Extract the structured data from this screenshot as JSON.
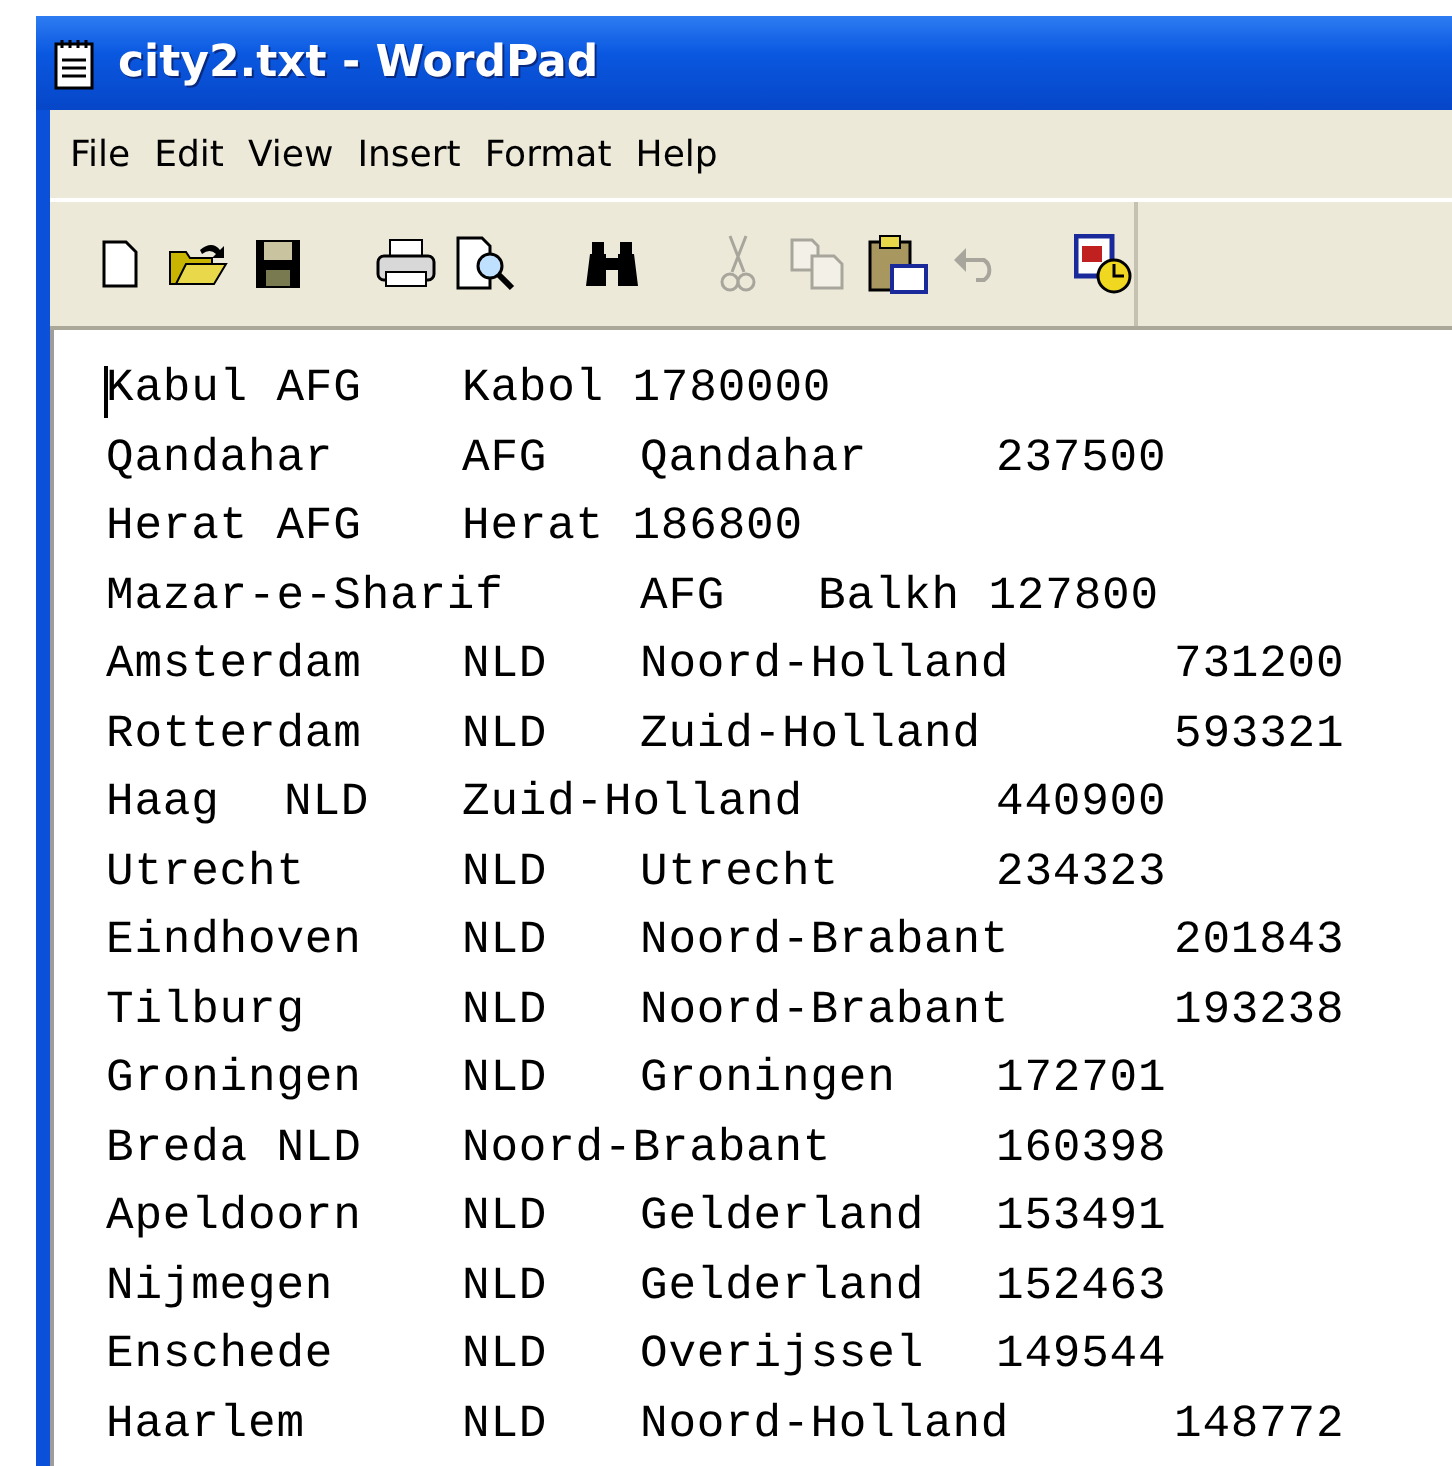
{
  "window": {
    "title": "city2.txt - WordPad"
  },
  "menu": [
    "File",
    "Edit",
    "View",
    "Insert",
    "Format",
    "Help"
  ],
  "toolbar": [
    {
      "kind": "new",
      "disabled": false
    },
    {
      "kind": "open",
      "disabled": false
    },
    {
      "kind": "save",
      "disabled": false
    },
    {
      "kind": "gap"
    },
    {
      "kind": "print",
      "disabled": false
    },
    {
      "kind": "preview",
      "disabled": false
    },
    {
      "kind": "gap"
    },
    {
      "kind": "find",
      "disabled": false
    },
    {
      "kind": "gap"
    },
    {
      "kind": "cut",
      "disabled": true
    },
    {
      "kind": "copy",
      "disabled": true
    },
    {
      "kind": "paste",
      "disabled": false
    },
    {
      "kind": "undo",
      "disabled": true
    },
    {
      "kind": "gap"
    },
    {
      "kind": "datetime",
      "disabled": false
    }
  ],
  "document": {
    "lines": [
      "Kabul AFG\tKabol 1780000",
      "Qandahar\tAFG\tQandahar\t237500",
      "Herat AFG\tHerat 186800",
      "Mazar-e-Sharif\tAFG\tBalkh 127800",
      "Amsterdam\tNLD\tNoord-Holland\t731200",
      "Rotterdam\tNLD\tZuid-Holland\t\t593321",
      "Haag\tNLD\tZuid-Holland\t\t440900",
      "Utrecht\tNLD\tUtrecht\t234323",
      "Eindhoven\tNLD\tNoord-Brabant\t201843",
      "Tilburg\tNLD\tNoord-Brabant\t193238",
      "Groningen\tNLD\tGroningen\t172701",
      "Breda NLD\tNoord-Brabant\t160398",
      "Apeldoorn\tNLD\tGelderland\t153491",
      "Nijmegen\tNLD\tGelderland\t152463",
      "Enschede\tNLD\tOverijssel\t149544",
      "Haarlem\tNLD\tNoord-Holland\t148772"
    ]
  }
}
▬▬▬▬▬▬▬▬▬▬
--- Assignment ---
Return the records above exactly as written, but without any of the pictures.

--- Expected answer ---
Extract the structured data from this screenshot as JSON.
{
  "window": {
    "title": "city2.txt - WordPad"
  },
  "menu": [
    "File",
    "Edit",
    "View",
    "Insert",
    "Format",
    "Help"
  ],
  "toolbar": [
    {
      "kind": "new",
      "disabled": false
    },
    {
      "kind": "open",
      "disabled": false
    },
    {
      "kind": "save",
      "disabled": false
    },
    {
      "kind": "gap"
    },
    {
      "kind": "print",
      "disabled": false
    },
    {
      "kind": "preview",
      "disabled": false
    },
    {
      "kind": "gap"
    },
    {
      "kind": "find",
      "disabled": false
    },
    {
      "kind": "gap"
    },
    {
      "kind": "cut",
      "disabled": true
    },
    {
      "kind": "copy",
      "disabled": true
    },
    {
      "kind": "paste",
      "disabled": false
    },
    {
      "kind": "undo",
      "disabled": true
    },
    {
      "kind": "gap"
    },
    {
      "kind": "datetime",
      "disabled": false
    }
  ],
  "document": {
    "lines": [
      "Kabul AFG\tKabol 1780000",
      "Qandahar\tAFG\tQandahar\t237500",
      "Herat AFG\tHerat 186800",
      "Mazar-e-Sharif\tAFG\tBalkh 127800",
      "Amsterdam\tNLD\tNoord-Holland\t731200",
      "Rotterdam\tNLD\tZuid-Holland\t\t593321",
      "Haag\tNLD\tZuid-Holland\t\t440900",
      "Utrecht\tNLD\tUtrecht\t234323",
      "Eindhoven\tNLD\tNoord-Brabant\t201843",
      "Tilburg\tNLD\tNoord-Brabant\t193238",
      "Groningen\tNLD\tGroningen\t172701",
      "Breda NLD\tNoord-Brabant\t160398",
      "Apeldoorn\tNLD\tGelderland\t153491",
      "Nijmegen\tNLD\tGelderland\t152463",
      "Enschede\tNLD\tOverijssel\t149544",
      "Haarlem\tNLD\tNoord-Holland\t148772"
    ]
  }
}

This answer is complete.